WHAT THE TASK ASKS: Gather every line in the records below that contains the word "Attachments".

Dataset rows for apps and sites:
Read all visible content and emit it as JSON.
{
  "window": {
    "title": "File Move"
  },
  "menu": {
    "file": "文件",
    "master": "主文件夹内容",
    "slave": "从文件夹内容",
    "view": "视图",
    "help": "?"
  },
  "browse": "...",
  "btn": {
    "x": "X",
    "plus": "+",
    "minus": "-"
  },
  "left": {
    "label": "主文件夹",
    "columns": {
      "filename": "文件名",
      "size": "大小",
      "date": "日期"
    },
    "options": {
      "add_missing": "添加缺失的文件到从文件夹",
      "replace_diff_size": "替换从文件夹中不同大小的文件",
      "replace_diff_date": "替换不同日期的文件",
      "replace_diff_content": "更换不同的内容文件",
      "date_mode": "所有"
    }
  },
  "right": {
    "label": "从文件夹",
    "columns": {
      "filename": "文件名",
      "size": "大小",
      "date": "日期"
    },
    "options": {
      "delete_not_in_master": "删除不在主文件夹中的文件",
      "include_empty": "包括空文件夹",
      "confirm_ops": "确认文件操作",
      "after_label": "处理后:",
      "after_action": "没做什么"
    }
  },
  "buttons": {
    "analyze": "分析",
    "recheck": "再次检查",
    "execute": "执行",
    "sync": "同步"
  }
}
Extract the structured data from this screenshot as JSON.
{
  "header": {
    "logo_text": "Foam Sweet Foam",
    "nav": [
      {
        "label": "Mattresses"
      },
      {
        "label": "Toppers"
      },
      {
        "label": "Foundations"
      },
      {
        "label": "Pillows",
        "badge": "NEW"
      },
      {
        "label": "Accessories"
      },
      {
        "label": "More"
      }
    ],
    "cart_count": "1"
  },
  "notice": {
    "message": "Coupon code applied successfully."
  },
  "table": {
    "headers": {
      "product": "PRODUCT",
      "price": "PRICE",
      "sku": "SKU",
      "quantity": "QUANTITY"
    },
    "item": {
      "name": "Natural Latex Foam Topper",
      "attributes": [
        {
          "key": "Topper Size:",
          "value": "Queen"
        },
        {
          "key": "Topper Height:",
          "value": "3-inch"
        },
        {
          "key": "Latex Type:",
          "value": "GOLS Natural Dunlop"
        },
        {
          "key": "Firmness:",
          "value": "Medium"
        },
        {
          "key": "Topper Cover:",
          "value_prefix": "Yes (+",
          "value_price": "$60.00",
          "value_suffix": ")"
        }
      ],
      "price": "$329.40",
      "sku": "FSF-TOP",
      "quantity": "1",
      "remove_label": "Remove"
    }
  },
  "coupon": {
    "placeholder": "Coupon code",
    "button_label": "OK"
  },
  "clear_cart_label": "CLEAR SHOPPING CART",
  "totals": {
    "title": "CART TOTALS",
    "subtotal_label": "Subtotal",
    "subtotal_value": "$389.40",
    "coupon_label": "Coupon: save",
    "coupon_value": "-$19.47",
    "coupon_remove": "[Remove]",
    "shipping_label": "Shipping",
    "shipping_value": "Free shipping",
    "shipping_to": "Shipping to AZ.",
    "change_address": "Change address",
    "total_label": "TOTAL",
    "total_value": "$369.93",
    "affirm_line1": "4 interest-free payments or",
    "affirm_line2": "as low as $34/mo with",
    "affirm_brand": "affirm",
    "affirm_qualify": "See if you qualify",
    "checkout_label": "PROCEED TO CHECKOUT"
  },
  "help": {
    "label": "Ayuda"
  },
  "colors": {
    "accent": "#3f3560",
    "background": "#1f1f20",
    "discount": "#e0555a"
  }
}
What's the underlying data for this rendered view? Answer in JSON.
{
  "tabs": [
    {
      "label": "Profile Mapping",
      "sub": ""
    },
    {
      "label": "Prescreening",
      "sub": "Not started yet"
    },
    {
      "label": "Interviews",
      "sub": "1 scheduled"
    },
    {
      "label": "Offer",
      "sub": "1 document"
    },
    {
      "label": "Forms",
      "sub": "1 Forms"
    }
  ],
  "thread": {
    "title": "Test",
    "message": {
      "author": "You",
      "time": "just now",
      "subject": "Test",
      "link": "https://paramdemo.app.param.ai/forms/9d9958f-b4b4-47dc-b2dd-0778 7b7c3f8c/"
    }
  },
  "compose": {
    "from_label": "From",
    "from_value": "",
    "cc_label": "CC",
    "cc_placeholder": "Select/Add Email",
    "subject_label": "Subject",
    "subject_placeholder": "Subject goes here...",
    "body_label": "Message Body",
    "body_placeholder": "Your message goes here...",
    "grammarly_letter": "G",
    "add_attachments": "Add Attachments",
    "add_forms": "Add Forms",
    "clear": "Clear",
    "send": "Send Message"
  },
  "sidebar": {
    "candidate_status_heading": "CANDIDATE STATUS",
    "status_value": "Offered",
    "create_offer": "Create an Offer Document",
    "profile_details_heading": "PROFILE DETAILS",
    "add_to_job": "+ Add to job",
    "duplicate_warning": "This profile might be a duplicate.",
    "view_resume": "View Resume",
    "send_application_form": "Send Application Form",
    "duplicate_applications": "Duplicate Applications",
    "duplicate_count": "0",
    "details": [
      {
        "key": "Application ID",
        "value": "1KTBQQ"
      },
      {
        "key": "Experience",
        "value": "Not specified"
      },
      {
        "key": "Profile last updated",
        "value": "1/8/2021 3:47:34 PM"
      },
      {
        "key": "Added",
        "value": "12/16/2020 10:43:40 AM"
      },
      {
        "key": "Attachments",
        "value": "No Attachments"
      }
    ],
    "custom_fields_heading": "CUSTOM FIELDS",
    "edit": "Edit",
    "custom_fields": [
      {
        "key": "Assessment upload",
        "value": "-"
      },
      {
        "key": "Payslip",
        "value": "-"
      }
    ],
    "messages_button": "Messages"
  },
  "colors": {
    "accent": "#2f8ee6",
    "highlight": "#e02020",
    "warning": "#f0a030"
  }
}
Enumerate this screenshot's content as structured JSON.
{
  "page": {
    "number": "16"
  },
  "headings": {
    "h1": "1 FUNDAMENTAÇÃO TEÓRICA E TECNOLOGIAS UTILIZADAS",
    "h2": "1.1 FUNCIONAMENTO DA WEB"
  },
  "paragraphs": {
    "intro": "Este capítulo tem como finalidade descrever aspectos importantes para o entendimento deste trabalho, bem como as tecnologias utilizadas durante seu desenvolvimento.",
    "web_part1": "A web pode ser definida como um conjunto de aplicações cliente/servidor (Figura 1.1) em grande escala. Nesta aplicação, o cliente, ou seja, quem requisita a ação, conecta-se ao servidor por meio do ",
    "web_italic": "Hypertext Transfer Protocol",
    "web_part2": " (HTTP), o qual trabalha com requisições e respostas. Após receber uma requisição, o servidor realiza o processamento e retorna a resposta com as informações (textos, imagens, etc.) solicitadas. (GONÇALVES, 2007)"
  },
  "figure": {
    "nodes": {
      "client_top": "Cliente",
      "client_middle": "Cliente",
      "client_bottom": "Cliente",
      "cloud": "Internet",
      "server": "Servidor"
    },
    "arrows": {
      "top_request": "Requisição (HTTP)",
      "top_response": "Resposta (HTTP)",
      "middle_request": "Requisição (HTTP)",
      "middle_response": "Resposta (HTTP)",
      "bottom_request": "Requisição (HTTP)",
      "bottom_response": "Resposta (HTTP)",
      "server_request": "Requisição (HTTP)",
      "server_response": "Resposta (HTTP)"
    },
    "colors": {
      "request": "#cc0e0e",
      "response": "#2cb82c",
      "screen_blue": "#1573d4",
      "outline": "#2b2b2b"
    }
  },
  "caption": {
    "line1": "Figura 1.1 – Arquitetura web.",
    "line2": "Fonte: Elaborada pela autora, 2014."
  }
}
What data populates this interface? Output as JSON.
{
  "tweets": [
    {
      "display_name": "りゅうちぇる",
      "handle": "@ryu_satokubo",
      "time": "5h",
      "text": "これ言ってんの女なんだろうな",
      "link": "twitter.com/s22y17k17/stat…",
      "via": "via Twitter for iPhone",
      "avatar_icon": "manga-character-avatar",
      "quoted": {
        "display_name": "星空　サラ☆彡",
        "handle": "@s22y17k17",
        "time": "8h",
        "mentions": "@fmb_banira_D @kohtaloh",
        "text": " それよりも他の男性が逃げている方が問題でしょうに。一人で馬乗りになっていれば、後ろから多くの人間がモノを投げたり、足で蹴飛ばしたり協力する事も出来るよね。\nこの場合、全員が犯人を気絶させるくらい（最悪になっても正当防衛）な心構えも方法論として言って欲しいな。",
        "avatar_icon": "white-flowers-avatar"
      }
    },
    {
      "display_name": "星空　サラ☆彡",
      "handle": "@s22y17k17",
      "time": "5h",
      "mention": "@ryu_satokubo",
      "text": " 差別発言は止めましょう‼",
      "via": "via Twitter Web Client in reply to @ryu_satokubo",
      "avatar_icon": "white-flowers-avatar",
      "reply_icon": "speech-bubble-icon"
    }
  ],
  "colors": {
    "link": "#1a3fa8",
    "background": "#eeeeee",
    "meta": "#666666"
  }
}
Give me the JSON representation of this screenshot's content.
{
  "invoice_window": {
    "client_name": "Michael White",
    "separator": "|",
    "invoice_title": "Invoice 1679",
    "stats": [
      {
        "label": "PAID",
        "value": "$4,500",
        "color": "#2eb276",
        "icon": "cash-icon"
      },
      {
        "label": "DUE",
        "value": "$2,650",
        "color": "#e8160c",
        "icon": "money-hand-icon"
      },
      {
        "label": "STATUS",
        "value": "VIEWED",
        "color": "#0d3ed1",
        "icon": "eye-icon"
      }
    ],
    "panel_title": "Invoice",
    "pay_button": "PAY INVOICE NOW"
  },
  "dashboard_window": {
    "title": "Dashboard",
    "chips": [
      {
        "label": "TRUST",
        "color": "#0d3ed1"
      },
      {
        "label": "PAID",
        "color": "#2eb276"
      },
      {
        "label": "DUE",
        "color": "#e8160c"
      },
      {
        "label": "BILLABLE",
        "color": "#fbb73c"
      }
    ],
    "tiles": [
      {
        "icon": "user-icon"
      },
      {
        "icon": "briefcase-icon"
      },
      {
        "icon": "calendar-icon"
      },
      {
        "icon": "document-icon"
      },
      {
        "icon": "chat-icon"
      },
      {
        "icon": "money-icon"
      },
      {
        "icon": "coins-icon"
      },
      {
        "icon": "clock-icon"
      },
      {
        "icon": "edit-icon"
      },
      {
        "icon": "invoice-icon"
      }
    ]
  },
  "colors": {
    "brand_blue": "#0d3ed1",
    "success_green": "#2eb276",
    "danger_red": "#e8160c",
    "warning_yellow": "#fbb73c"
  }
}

TASK RESPONSE:
    "add_attachments": "Add Attachments",
        "key": "Attachments",
        "value": "No Attachments"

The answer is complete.